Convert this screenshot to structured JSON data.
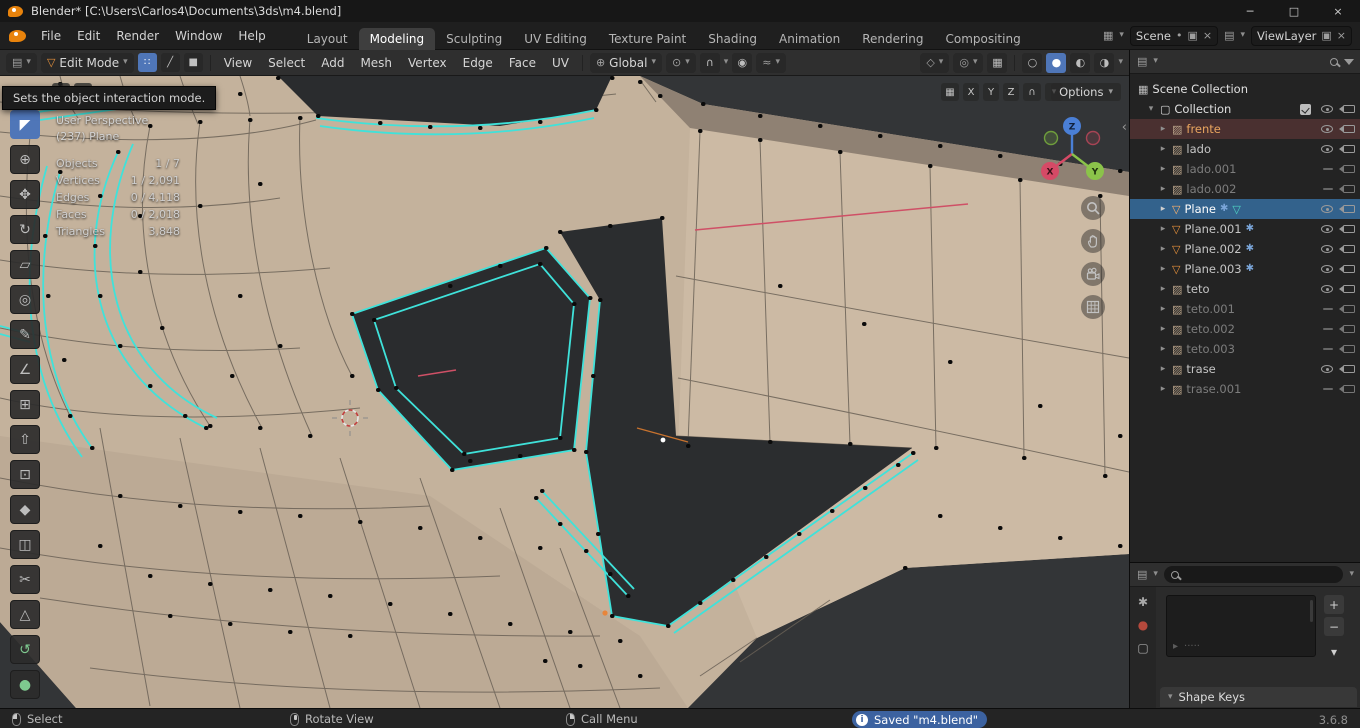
{
  "window": {
    "title": "Blender* [C:\\Users\\Carlos4\\Documents\\3ds\\m4.blend]",
    "controls": {
      "min": "─",
      "max": "□",
      "close": "×"
    }
  },
  "menubar": {
    "menus": [
      "File",
      "Edit",
      "Render",
      "Window",
      "Help"
    ],
    "workspaces": [
      "Layout",
      "Modeling",
      "Sculpting",
      "UV Editing",
      "Texture Paint",
      "Shading",
      "Animation",
      "Rendering",
      "Compositing"
    ],
    "active_workspace": "Modeling",
    "scene_label": "Scene",
    "viewlayer_label": "ViewLayer"
  },
  "header": {
    "mode": "Edit Mode",
    "menus": [
      "View",
      "Select",
      "Add",
      "Mesh",
      "Vertex",
      "Edge",
      "Face",
      "UV"
    ],
    "orientation": "Global",
    "options": "Options",
    "mirror": [
      "X",
      "Y",
      "Z"
    ]
  },
  "tooltip": "Sets the object interaction mode.",
  "viewport": {
    "perspective": "User Perspective",
    "object": "(237) Plane",
    "stats": [
      {
        "label": "Objects",
        "value": "1 / 7"
      },
      {
        "label": "Vertices",
        "value": "1 / 2,091"
      },
      {
        "label": "Edges",
        "value": "0 / 4,118"
      },
      {
        "label": "Faces",
        "value": "0 / 2,018"
      },
      {
        "label": "Triangles",
        "value": "3,848"
      }
    ],
    "axis": {
      "x": "X",
      "y": "Y",
      "z": "Z"
    }
  },
  "tools": [
    {
      "name": "select-box",
      "glyph": "◤"
    },
    {
      "name": "cursor",
      "glyph": "⊕"
    },
    {
      "name": "move",
      "glyph": "✥"
    },
    {
      "name": "rotate",
      "glyph": "↻"
    },
    {
      "name": "scale",
      "glyph": "▱"
    },
    {
      "name": "transform",
      "glyph": "◎"
    },
    {
      "name": "annotate",
      "glyph": "✎"
    },
    {
      "name": "measure",
      "glyph": "∠"
    },
    {
      "name": "add-cube",
      "glyph": "⊞"
    },
    {
      "name": "extrude",
      "glyph": "⇧"
    },
    {
      "name": "inset",
      "glyph": "⊡"
    },
    {
      "name": "bevel",
      "glyph": "◆"
    },
    {
      "name": "loop-cut",
      "glyph": "◫"
    },
    {
      "name": "knife",
      "glyph": "✂"
    },
    {
      "name": "poly-build",
      "glyph": "△"
    },
    {
      "name": "spin",
      "glyph": "↺"
    },
    {
      "name": "smooth",
      "glyph": "●"
    }
  ],
  "outliner": {
    "root": "Scene Collection",
    "collection": "Collection",
    "items": [
      {
        "name": "frente",
        "kind": "image",
        "visible": true,
        "state": "selected"
      },
      {
        "name": "lado",
        "kind": "image",
        "visible": true,
        "state": "normal"
      },
      {
        "name": "lado.001",
        "kind": "image",
        "visible": false,
        "state": "normal"
      },
      {
        "name": "lado.002",
        "kind": "image",
        "visible": false,
        "state": "normal"
      },
      {
        "name": "Plane",
        "kind": "mesh",
        "visible": true,
        "state": "active"
      },
      {
        "name": "Plane.001",
        "kind": "mesh",
        "visible": true,
        "state": "normal"
      },
      {
        "name": "Plane.002",
        "kind": "mesh",
        "visible": true,
        "state": "normal"
      },
      {
        "name": "Plane.003",
        "kind": "mesh",
        "visible": true,
        "state": "normal"
      },
      {
        "name": "teto",
        "kind": "image",
        "visible": true,
        "state": "normal"
      },
      {
        "name": "teto.001",
        "kind": "image",
        "visible": false,
        "state": "normal"
      },
      {
        "name": "teto.002",
        "kind": "image",
        "visible": false,
        "state": "normal"
      },
      {
        "name": "teto.003",
        "kind": "image",
        "visible": false,
        "state": "normal"
      },
      {
        "name": "trase",
        "kind": "image",
        "visible": true,
        "state": "normal"
      },
      {
        "name": "trase.001",
        "kind": "image",
        "visible": false,
        "state": "normal"
      }
    ]
  },
  "properties": {
    "shape_keys": "Shape Keys"
  },
  "statusbar": {
    "select": "Select",
    "rotate": "Rotate View",
    "call_menu": "Call Menu",
    "saved": "Saved \"m4.blend\"",
    "version": "3.6.8"
  },
  "colors": {
    "accent": "#4f76b8",
    "edge_select": "#3fe2da",
    "mesh_orange": "#e8923c",
    "axis_x": "#d64a66",
    "axis_y": "#8bc34a",
    "axis_z": "#4a7fd6"
  },
  "icons": {
    "chev": "▾",
    "tri_r": "▸",
    "tri_d": "▾",
    "back": "‹",
    "mesh": "▽",
    "image": "▨",
    "wrench": "✱",
    "scene": "▦",
    "collection": "▢",
    "editor": "▤",
    "vertex_mode": "∷",
    "edge_mode": "╱",
    "face_mode": "■",
    "orientation": "⊕",
    "pivot": "⊙",
    "magnet": "∩",
    "prop_edit": "◉",
    "falloff": "≈",
    "gizmo": "◇",
    "overlay": "◎",
    "xray": "▦",
    "wire": "○",
    "solid": "●",
    "material": "◐",
    "rendered": "◑",
    "pin": "•",
    "copy": "▣",
    "x": "×",
    "plus": "+",
    "minus": "−",
    "dots": "·····"
  }
}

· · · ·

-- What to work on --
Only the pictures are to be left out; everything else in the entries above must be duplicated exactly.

-- Answer to the exercise --
Convert this screenshot to structured JSON data.
{
  "window": {
    "title": "Blender* [C:\\Users\\Carlos4\\Documents\\3ds\\m4.blend]",
    "controls": {
      "min": "─",
      "max": "□",
      "close": "×"
    }
  },
  "menubar": {
    "menus": [
      "File",
      "Edit",
      "Render",
      "Window",
      "Help"
    ],
    "workspaces": [
      "Layout",
      "Modeling",
      "Sculpting",
      "UV Editing",
      "Texture Paint",
      "Shading",
      "Animation",
      "Rendering",
      "Compositing"
    ],
    "active_workspace": "Modeling",
    "scene_label": "Scene",
    "viewlayer_label": "ViewLayer"
  },
  "header": {
    "mode": "Edit Mode",
    "menus": [
      "View",
      "Select",
      "Add",
      "Mesh",
      "Vertex",
      "Edge",
      "Face",
      "UV"
    ],
    "orientation": "Global",
    "options": "Options",
    "mirror": [
      "X",
      "Y",
      "Z"
    ]
  },
  "tooltip": "Sets the object interaction mode.",
  "viewport": {
    "perspective": "User Perspective",
    "object": "(237) Plane",
    "stats": [
      {
        "label": "Objects",
        "value": "1 / 7"
      },
      {
        "label": "Vertices",
        "value": "1 / 2,091"
      },
      {
        "label": "Edges",
        "value": "0 / 4,118"
      },
      {
        "label": "Faces",
        "value": "0 / 2,018"
      },
      {
        "label": "Triangles",
        "value": "3,848"
      }
    ],
    "axis": {
      "x": "X",
      "y": "Y",
      "z": "Z"
    }
  },
  "tools": [
    {
      "name": "select-box",
      "glyph": "◤"
    },
    {
      "name": "cursor",
      "glyph": "⊕"
    },
    {
      "name": "move",
      "glyph": "✥"
    },
    {
      "name": "rotate",
      "glyph": "↻"
    },
    {
      "name": "scale",
      "glyph": "▱"
    },
    {
      "name": "transform",
      "glyph": "◎"
    },
    {
      "name": "annotate",
      "glyph": "✎"
    },
    {
      "name": "measure",
      "glyph": "∠"
    },
    {
      "name": "add-cube",
      "glyph": "⊞"
    },
    {
      "name": "extrude",
      "glyph": "⇧"
    },
    {
      "name": "inset",
      "glyph": "⊡"
    },
    {
      "name": "bevel",
      "glyph": "◆"
    },
    {
      "name": "loop-cut",
      "glyph": "◫"
    },
    {
      "name": "knife",
      "glyph": "✂"
    },
    {
      "name": "poly-build",
      "glyph": "△"
    },
    {
      "name": "spin",
      "glyph": "↺"
    },
    {
      "name": "smooth",
      "glyph": "●"
    }
  ],
  "outliner": {
    "root": "Scene Collection",
    "collection": "Collection",
    "items": [
      {
        "name": "frente",
        "kind": "image",
        "visible": true,
        "state": "selected"
      },
      {
        "name": "lado",
        "kind": "image",
        "visible": true,
        "state": "normal"
      },
      {
        "name": "lado.001",
        "kind": "image",
        "visible": false,
        "state": "normal"
      },
      {
        "name": "lado.002",
        "kind": "image",
        "visible": false,
        "state": "normal"
      },
      {
        "name": "Plane",
        "kind": "mesh",
        "visible": true,
        "state": "active"
      },
      {
        "name": "Plane.001",
        "kind": "mesh",
        "visible": true,
        "state": "normal"
      },
      {
        "name": "Plane.002",
        "kind": "mesh",
        "visible": true,
        "state": "normal"
      },
      {
        "name": "Plane.003",
        "kind": "mesh",
        "visible": true,
        "state": "normal"
      },
      {
        "name": "teto",
        "kind": "image",
        "visible": true,
        "state": "normal"
      },
      {
        "name": "teto.001",
        "kind": "image",
        "visible": false,
        "state": "normal"
      },
      {
        "name": "teto.002",
        "kind": "image",
        "visible": false,
        "state": "normal"
      },
      {
        "name": "teto.003",
        "kind": "image",
        "visible": false,
        "state": "normal"
      },
      {
        "name": "trase",
        "kind": "image",
        "visible": true,
        "state": "normal"
      },
      {
        "name": "trase.001",
        "kind": "image",
        "visible": false,
        "state": "normal"
      }
    ]
  },
  "properties": {
    "shape_keys": "Shape Keys"
  },
  "statusbar": {
    "select": "Select",
    "rotate": "Rotate View",
    "call_menu": "Call Menu",
    "saved": "Saved \"m4.blend\"",
    "version": "3.6.8"
  },
  "colors": {
    "accent": "#4f76b8",
    "edge_select": "#3fe2da",
    "mesh_orange": "#e8923c",
    "axis_x": "#d64a66",
    "axis_y": "#8bc34a",
    "axis_z": "#4a7fd6"
  },
  "icons": {
    "chev": "▾",
    "tri_r": "▸",
    "tri_d": "▾",
    "back": "‹",
    "mesh": "▽",
    "image": "▨",
    "wrench": "✱",
    "scene": "▦",
    "collection": "▢",
    "editor": "▤",
    "vertex_mode": "∷",
    "edge_mode": "╱",
    "face_mode": "■",
    "orientation": "⊕",
    "pivot": "⊙",
    "magnet": "∩",
    "prop_edit": "◉",
    "falloff": "≈",
    "gizmo": "◇",
    "overlay": "◎",
    "xray": "▦",
    "wire": "○",
    "solid": "●",
    "material": "◐",
    "rendered": "◑",
    "pin": "•",
    "copy": "▣",
    "x": "×",
    "plus": "+",
    "minus": "−",
    "dots": "·····"
  }
}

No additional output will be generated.